VW publishes climate lobbying report following investor pressure

Publication of industry association review by German auto maker follows ongoing legal action by investors.

Volkswagen has published the first review of its trade associations this week, less than a year after European pension funds began legal proceedings against the German car maker over its repeated refusal to table a shareholder proposal on the issue.   

In October, six investors, including Swedish government pension fund AP7 and the Church of England Pensions Board (CEPB), started legal action against Volkswagen after the company once again refused to table their climate lobbying proposal, arguing that the topic was beyond the competence of shareholders.

Both AP7 and CEPB declined to comment when contacted by Responsible Investor about Volkswagen’s association climate review due to the ongoing legal case.  

That lawsuit, which is believed to be the first time investors have started litigation on a climate-related matter in Europe, will test whether Volkswagen has the right to exclude such an item from its annual general meeting. The result could have wide-ranging consequences for investor stewardship in Europe. 

AP7 has pushed for the right to table a shareholder proposal at VW for several years. In 2019, RI spoke to the fund’s head of ESG, Charlotta Dawidowski Sydstrand. She said AP7 was “open” to pursuing a legal route, following a refusal by five German firms – including Volkswagen – to table climate lobbying proposals.  

Last month, CEPB, which leads engagement with Volkswagen as part of Climate Action 100+, pre-declared its intention to vote against the company’s management and supervisory boards for the second year in a row, in response to its failure to meet expectations around climate lobbying and emission reduction targets.     

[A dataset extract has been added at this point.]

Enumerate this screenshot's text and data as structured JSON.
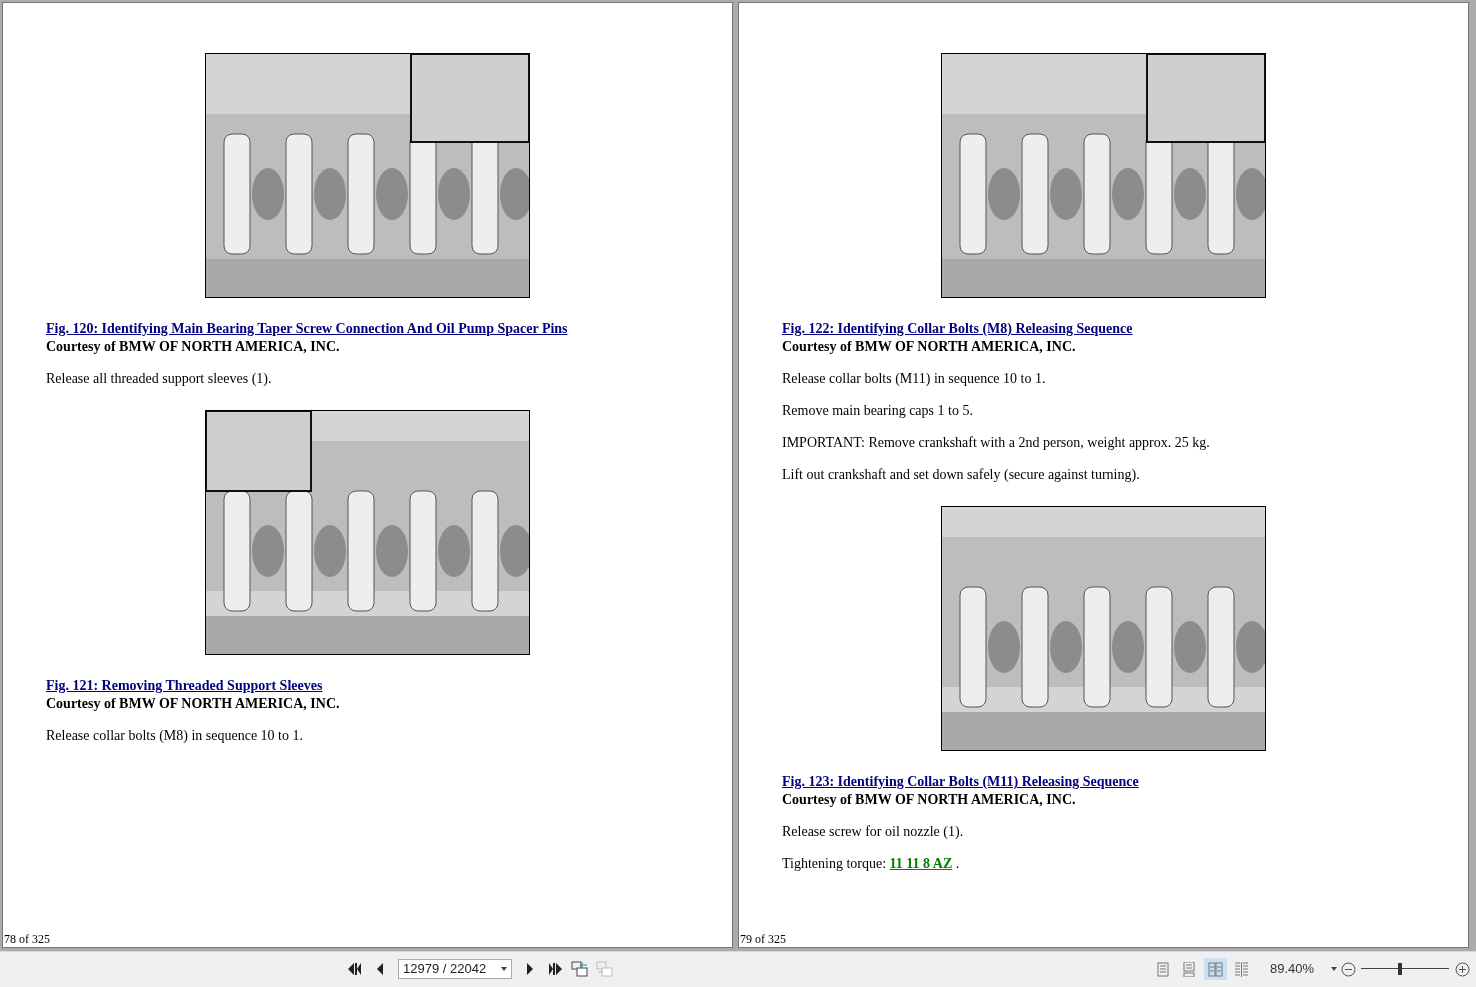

AP7 also voted against Volkswagen’s whole board last year, as it has done for the last several years, mainly in response to the firm’s management of the diesel-gate scandal. 

Dawidowski Sydstrand told RI last month that the fund this year may also vote against the ratification of the auditors “if the auditor statement falls far short of meeting the investor expectations for Paris-aligned accounts”.  

Given the focus on the issue, Volkswagen’s review may be at least in part a response to pressure from investors.  

Despite the company’s opposition to the shareholder proposal, Volkswagen said this week that the review – and the process behind it – were “a good instrument for evaluating the alignment between [our] positions and those of associations on the subject of climate protection”.

It thus contributes to our efforts to achieve the climate protection goals,” the firm added. 

CEPB, AP7 and BNP Paribas Asset Management, which have led the push on climate lobbying at European companies since 2018, were also behind the creation of the Global Standard on Responsible Climate Lobbying. 

RI understands that more than 30 European firms targeted by CA100+ have now made some degree of disclosure around trade bodies, including Volkswagen’s peers BMW and Mercedes-Benz. 

UK fund manager Schroders was one of the co-filers of the blocked proposal at Volkswagen last year. Climate engagement lead Carol Storey also welcomed the auto maker’s report, describing it as “a positive step towards ensuring accountability for corporate lobbying activities that can significantly impact climate policy and action”.